With that knowledge, Immunologist Klaus Ley, M.D., led work at LJI on vaccines that target inflammatory factors as a means to reduce atherosclerotic plaque formation. Using a mouse model of atherosclerosis, Ley inoculated animals with the vaccine and observed approximately 50% less plaque in their arteries compared to arteries from unvaccinated mice. Working in collaboration with LJI Professor Alessandro Sette, Dr. Biol.Sci., he identified several peptides suitable for vaccinating humans and will test those in mice engineered to harbor a humanized immune system. Their current goal is to enter phase I clinical trials in 2 years. If successful, this achievement would constitute the worlds’ first vaccine for heart disease.
Atherosclerosis and Diabetes

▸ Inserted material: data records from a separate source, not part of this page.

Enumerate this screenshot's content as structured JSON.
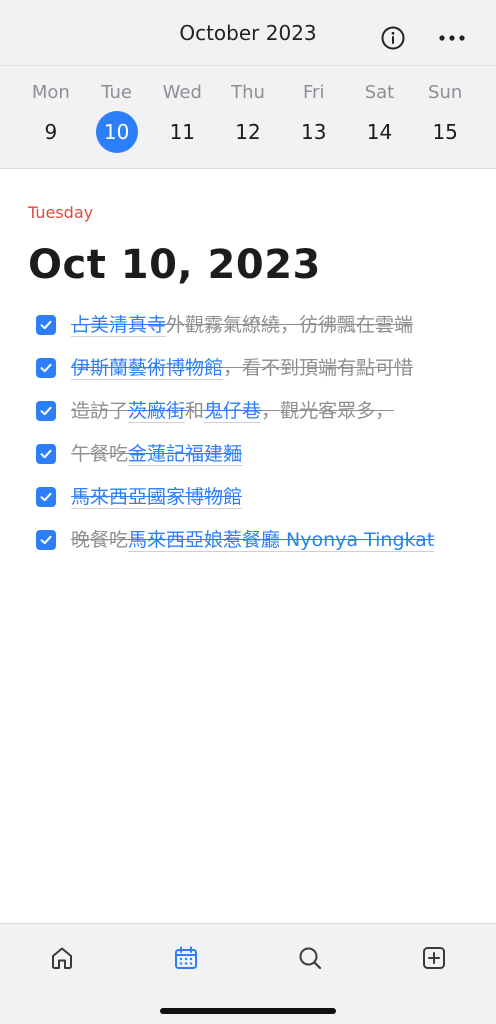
{
  "header": {
    "month_title": "October 2023",
    "icons": [
      "info-icon",
      "more-icon"
    ]
  },
  "week": [
    {
      "dow": "Mon",
      "num": "9",
      "selected": false
    },
    {
      "dow": "Tue",
      "num": "10",
      "selected": true
    },
    {
      "dow": "Wed",
      "num": "11",
      "selected": false
    },
    {
      "dow": "Thu",
      "num": "12",
      "selected": false
    },
    {
      "dow": "Fri",
      "num": "13",
      "selected": false
    },
    {
      "dow": "Sat",
      "num": "14",
      "selected": false
    },
    {
      "dow": "Sun",
      "num": "15",
      "selected": false
    }
  ],
  "main": {
    "weekday": "Tuesday",
    "date_title": "Oct 10, 2023",
    "tasks": [
      {
        "checked": true,
        "parts": [
          {
            "link": "占美清真寺"
          },
          {
            "text": "外觀霧氣繚繞，彷彿飄在雲端"
          }
        ]
      },
      {
        "checked": true,
        "parts": [
          {
            "link": "伊斯蘭藝術博物館"
          },
          {
            "text": "，看不到頂端有點可惜"
          }
        ]
      },
      {
        "checked": true,
        "parts": [
          {
            "text": "造訪了"
          },
          {
            "link": "茨廠街"
          },
          {
            "text": "和"
          },
          {
            "link": "鬼仔巷"
          },
          {
            "text": "，觀光客眾多，"
          }
        ]
      },
      {
        "checked": true,
        "parts": [
          {
            "text": "午餐吃"
          },
          {
            "link": "金蓮記福建麵"
          }
        ]
      },
      {
        "checked": true,
        "parts": [
          {
            "link": "馬來西亞國家博物館"
          }
        ]
      },
      {
        "checked": true,
        "parts": [
          {
            "text": "晚餐吃"
          },
          {
            "link": "馬來西亞娘惹餐廳 Nyonya Tingkat"
          }
        ]
      }
    ]
  },
  "tabbar": {
    "items": [
      "home-icon",
      "calendar-icon",
      "search-icon",
      "add-icon"
    ],
    "active": "calendar-icon"
  },
  "colors": {
    "accent": "#2d7ff9",
    "weekday_red": "#e04a3f",
    "muted_text": "#8e8e93"
  }
}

Atherosclerosis and diabetes go hand in hand: type 1 and type 2 diabetes sufferers are four times more likely to die of heart attack than the general population. In her work at LJI, Professor Catherine Hedrick, Ph.D., studied how elevated cholesterol contributes to atherosclerosis. To that end, she genetically engineered mice to lack a protein that transports cholesterol out of cells in order to analyze experimentally what happens when immune cells remain abnormally packed with cholesterol. She observed that the repertoire of immune cell subtypes differed between normal and engineered mice, and furthermore, that T cells of engineered mice fed a “western” (fatty) diet produced inordinately high levels of pro-inflammatory cytokines. This hints that cholesterol overload may prompt cells to overproduce inflammatory factors that foment plaque formation.
A fascinating corollary to this story has recently emerged. Hedrick observed when infused with tumor cells, the very same mice lacking the cholesterol transporter exhibited lower rates of bladder cancer and melanoma than did normal animals. Furthermore, their bloodstream showed an upsurge in the number of macrophages, immune cells capable of scavenging and thus carting off tumor cells. This finding suggests that high cellular cholesterol content could push immune cells like macrophages into tumor-fighting mode and presents a very intriguing paradox: namely that inflammation that is deadly in the context of atherosclerosis may be beneficial when it comes to cancer.